Create a cross-tab with % of Total Sales and Sales

4.6  Small Multiples A small multiple is similar to the idea of a Cross Tab in that you have your information divided by a Row dimension and a Column dimension. However, instead of having a number at the intersection of the two dimensions, you have a visualization. Here is an article which describes small multiples: Here is a link that describes creating small multiples in Tableau: online/en-us/getstarted_buildmanual_ex3nested.html 4.7  Bullet Chart A bullet chart / bullet graph is a great way to display how an actual value compares to a target. It was invented by Stephen Few. You can find a good description of what a bullet graph is here:

4.7.1 This KnowledgeBase article describes the steps to create bullet charts in Tableau: Example of a Bullet Chart:


4.8  Scatter Plot a scatter plot shows the distribution of values across two Measures. You can find more details here:

4.8.1 For details on creating Scatter Plots in Tableau search Tableau help for Scatter Plot 4.8.2 Be able to create a scatter plot and use the Marks card to encode data by color and shape
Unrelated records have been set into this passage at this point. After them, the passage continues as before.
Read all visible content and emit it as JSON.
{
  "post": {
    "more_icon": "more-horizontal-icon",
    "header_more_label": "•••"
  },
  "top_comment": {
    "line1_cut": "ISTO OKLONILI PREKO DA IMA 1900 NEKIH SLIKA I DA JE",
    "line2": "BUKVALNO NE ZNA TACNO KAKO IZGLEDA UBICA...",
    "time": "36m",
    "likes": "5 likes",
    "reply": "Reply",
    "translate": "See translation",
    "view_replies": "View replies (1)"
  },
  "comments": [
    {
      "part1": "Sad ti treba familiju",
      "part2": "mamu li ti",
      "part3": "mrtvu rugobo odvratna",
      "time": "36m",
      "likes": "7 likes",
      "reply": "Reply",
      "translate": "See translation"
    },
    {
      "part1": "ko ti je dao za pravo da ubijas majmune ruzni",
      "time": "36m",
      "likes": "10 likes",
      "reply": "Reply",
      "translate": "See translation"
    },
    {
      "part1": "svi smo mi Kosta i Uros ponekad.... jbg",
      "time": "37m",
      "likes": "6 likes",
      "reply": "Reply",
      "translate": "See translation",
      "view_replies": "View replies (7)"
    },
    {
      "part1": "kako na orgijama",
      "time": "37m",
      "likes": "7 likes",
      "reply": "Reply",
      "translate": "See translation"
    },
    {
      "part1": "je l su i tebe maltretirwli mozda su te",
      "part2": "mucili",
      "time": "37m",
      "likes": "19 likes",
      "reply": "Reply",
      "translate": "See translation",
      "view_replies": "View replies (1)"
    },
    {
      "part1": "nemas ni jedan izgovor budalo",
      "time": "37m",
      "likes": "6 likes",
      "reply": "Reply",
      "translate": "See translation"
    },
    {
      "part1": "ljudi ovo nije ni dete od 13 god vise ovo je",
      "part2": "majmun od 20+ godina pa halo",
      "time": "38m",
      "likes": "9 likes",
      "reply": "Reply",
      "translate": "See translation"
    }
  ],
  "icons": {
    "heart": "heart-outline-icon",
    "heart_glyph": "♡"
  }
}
4.9 Mapping - be familiar with Tableaus mapping functionality, including:

4.9.1 Create a map view 4.9.2 Correct geo-coding errors (fix locations)

4.9.3 Encode data on a map using size and color 4.9.4 Use custom shapes on a map and scatter plot


4.9.5 Create a pie chart on a map

4.9.6 Create a Filled Map


4.9.7 Create a Filled Map 4.9.8 Use custom WMS Servers: maps mapsources_wms.html 4.9.9 Custom Geocoding: custom_geocoding.html 4.10 Create an Area Chart


4.11 Create a heat map

4.12 Understand how to add Motion to a visualization using the Pages shelf:


5. Analytics

Be familiar with the Analytics functionality in Tableau, and be able to use the following features/ functions:

5.1 Create Calculated Fields: calculations.html 5.1.1 Be familiar with text manipulation and using Type Conversion functions 5.1.2 Use date functions such as DATEDIFF() and DATETRUNC() 5.1.3 Use the INDEX() function to create row numbers/ranking. See the following KnowledgeBase article for more information: knowledgebase/finding-top-n-within-category


5.1.4 Use IF or CASE statements 5.1.5 Understand when and how to use aggregate calculations (custom aggregations) 5.1.6 Create and use a parameter to perform what if analysis


5.2 Work in dis-aggregated mode

5.3 Understand Table Calculations

5.3.1 Apply a Quick Table Calculation (e.g. Year Over Year Growth, Percent of Total) 5.3.2 Use advanced functionality with Table Calculations (i.e. Running Totals or Moving Averages)


5.4 Perform a linear regression (Turn on Trend Lines)


5.5 Reference Lines and Bands

5.5.1 Create a reference line with a constant value and custom label


5.6 Create a reference band shading the area between +-2 standard deviations.

5.7 Create a reference band that uses shading to show Quartiles. For more information see: http:// 5.8  Understand what the ANOVA table is, and how it can be displayed in Tableau. See the following resources for help: trendlines_model.html and also trendlines_ex1trendlines.html


6. Dashboards
6.1 Add quick filters to dashboards 6.2 Organize dashboards by moving items 6.3 Use Horizontal and Vertical Layout Containers

6.4 Use Dashboard Actions, including Filter Actions, Highlight Actions and URL Actions. Be familiar with how these can be used to control views on a dashboard. http://onlinehelp.

7. Saving and Sharing in Tableau

7.1 Understand the difference between a Workbook (.twb) and a Packaged Workbook (.twbx) 7.2 Save a packaged workbook


7.3 Be familiar with how to copy a worksheet from one workbook to another: http://onlinehelp. 7.4 Understand Ways to Share your Tableau workbooks with others

7.4.1 Publish to a Tableau Server: publish_server.html 7.4.2 Exporting as Data or as an Image: en-us/save_export.html 7.4.3 Using Tableau Public: 7.4.4 Using Reader ( with Packaged Workbooks: packagedworkbooks.html 7.4.5 Printing or creating a PDF: printing.html